Devices are usually the source of our distractions, but there are a few apps we can use to help increase productivity. Here are some of my favorite apps that I use to reduce distractions when working:
If you have an iPhone, use this feature! It tells you the unvarnished truth about your app use. You can set limits on specific apps or categories of apps, like social media. Once you reach the limit, the apps will be disabled. You can re-enable access for another 15 minutes each time you reach your limit. Personally, I limit social media access to 30 minutes per day when I’m not traveling.
I use Trello boards to manage and plan my projects. Trello helps you create project boards, to-do lists, set deadlines, and so on. One of my boards serves as my weekly to-do list and is called “Weekly”. For individual projects I use boards listing different project stages and a to-do list for each.
Your project to-do list doesn’t need to detail your entire plan right from the start. Your first project to-do list should instead contain small steps to get your project started. Make it as small as possible, listing 10 items or so. This will help you get started and help you progress step-by-step without getting stuck on what to do next. As you work through your to-do list you will come up with more items and can add them to the list as you go.
Try to create to-do list items that represent clear instructions of what to do next, so whenever you look at the list you know exactly how to proceed. For example, suppose that you need to prepare a presentation. A to-do list containing items like “create outline”, “create all graphics”, “create slides” and “finish slides” is too abstract, and you might spend too much time splitting the task up in your head and forgetting what to do next. A better approach would be to split each step into small tasks, such as the following:
- Create outline
- Map out the different sections
- Map out the different subsections
- Create graphic for slide X
- Create graphic for slide Y
This is my favorite app, as it is both simple and useful. Whenever I decide to focus on a task for an hour or two, I set my Forest timer and hit “plant” to plant a tree of my choosing. If you switch to another app while the tree is growing, the tree will die. If you manage to avoid switching apps until your period of focus is done, you get a tree and points that can be spent on new types of trees and bushes for your Forest garden.
The app is very simple and has the psychological effect of rewarding you for remaining undistracted.

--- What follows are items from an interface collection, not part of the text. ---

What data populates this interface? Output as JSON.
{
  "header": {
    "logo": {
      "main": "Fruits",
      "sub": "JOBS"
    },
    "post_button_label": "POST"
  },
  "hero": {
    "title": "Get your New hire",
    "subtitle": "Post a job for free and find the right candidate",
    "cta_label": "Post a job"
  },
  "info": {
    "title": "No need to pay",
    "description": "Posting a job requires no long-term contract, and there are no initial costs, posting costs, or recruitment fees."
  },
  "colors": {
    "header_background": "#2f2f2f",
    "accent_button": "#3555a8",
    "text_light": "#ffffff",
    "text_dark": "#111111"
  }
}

It helps make focus a habit and teaches your brain that it’s time to ignore distractions and to focus as soon as you press the “plant” button.
Make Deep Work a Habit

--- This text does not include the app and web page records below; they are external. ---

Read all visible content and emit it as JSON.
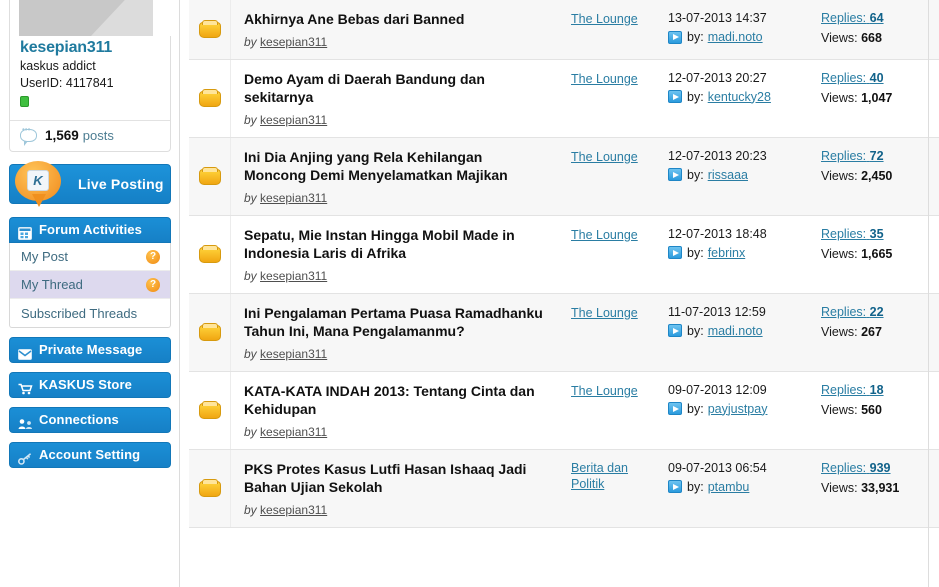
{
  "sidebar": {
    "profile": {
      "username": "kesepian311",
      "usertitle": "kaskus addict",
      "userid_label": "UserID: 4117841",
      "posts_count": "1,569",
      "posts_label": "posts"
    },
    "live_posting_label": "Live Posting",
    "forum_activities": {
      "label": "Forum Activities",
      "items": [
        {
          "label": "My Post",
          "badge": "?",
          "active": false
        },
        {
          "label": "My Thread",
          "badge": "?",
          "active": true
        },
        {
          "label": "Subscribed Threads",
          "badge": "",
          "active": false
        }
      ]
    },
    "buttons": [
      {
        "label": "Private Message",
        "icon": "envelope-icon"
      },
      {
        "label": "KASKUS Store",
        "icon": "cart-icon"
      },
      {
        "label": "Connections",
        "icon": "connections-icon"
      },
      {
        "label": "Account Setting",
        "icon": "key-icon"
      }
    ]
  },
  "threads": {
    "by_prefix": "by",
    "replies_prefix": "Replies:",
    "views_prefix": "Views:",
    "lastpost_prefix": "by:",
    "rows": [
      {
        "title": "Akhirnya Ane Bebas dari Banned",
        "author": "kesepian311",
        "forum": "The Lounge",
        "date": "13-07-2013 14:37",
        "lastposter": "madi.noto",
        "replies": "64",
        "views": "668"
      },
      {
        "title": "Demo Ayam di Daerah Bandung dan sekitarnya",
        "author": "kesepian311",
        "forum": "The Lounge",
        "date": "12-07-2013 20:27",
        "lastposter": "kentucky28",
        "replies": "40",
        "views": "1,047"
      },
      {
        "title": "Ini Dia Anjing yang Rela Kehilangan Moncong Demi Menyelamatkan Majikan",
        "author": "kesepian311",
        "forum": "The Lounge",
        "date": "12-07-2013 20:23",
        "lastposter": "rissaaa",
        "replies": "72",
        "views": "2,450"
      },
      {
        "title": "Sepatu, Mie Instan Hingga Mobil Made in Indonesia Laris di Afrika",
        "author": "kesepian311",
        "forum": "The Lounge",
        "date": "12-07-2013 18:48",
        "lastposter": "febrinx",
        "replies": "35",
        "views": "1,665"
      },
      {
        "title": "Ini Pengalaman Pertama Puasa Ramadhanku Tahun Ini, Mana Pengalamanmu?",
        "author": "kesepian311",
        "forum": "The Lounge",
        "date": "11-07-2013 12:59",
        "lastposter": "madi.noto",
        "replies": "22",
        "views": "267"
      },
      {
        "title": "KATA-KATA INDAH 2013: Tentang Cinta dan Kehidupan",
        "author": "kesepian311",
        "forum": "The Lounge",
        "date": "09-07-2013 12:09",
        "lastposter": "payjustpay",
        "replies": "18",
        "views": "560"
      },
      {
        "title": "PKS Protes Kasus Lutfi Hasan Ishaaq Jadi Bahan Ujian Sekolah",
        "author": "kesepian311",
        "forum": "Berita dan Politik",
        "date": "09-07-2013 06:54",
        "lastposter": "ptambu",
        "replies": "939",
        "views": "33,931"
      }
    ]
  },
  "colors": {
    "accent_blue": "#1680c6",
    "link_blue": "#2a7da3",
    "username_blue": "#1f7a9e",
    "active_row": "#ddd9ee",
    "folder_yellow": "#f0a612",
    "badge_orange": "#f08a13",
    "online_green": "#3fbf3f"
  }
}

Don’t just do deep work every now and then. Make it a habit! You need to choose a strategy/philosophy that fits your specific circumstances, as a mismatch can derail your deep work habit before it has a chance to solidify. Here are some strategies I extracted from the book Deep Work: Rules for Focused Success in a Distracted World:
- Monastic: “This philosophy attempts to maximize deep efforts by eliminating or radically minimizing shallow obligations.” — isolate yourself for long periods of time without distractions; no shallow work allowed.
- Bimodal: “This philosophy asks that you divide your time, dedicating some clearly defined stretches to deep pursuits and leaving the rest open to everything else.” – dedicate a few consecutive days (like weekends, or a Sunday, for example) for deep work only, at least one day a week.
- Rhythmic: “This philosophy argues that the easiest way to consistently start deep work sessions is to transform them into a simple regular habit.” – create a daily habit of three to four hours every day to perform deep work on your project.
- Journalistic: “in which you fit deep work wherever you can into your schedule.” — Not recommended to try out first, since you first need to accustom yourself to deep work.
If you are serious about mastering a skill in your field, I recommend getting some context and reading books that provide you with practical knowledge and put you into the right mindset. Here are some books I highly recommend, ordered by usefulness and importance.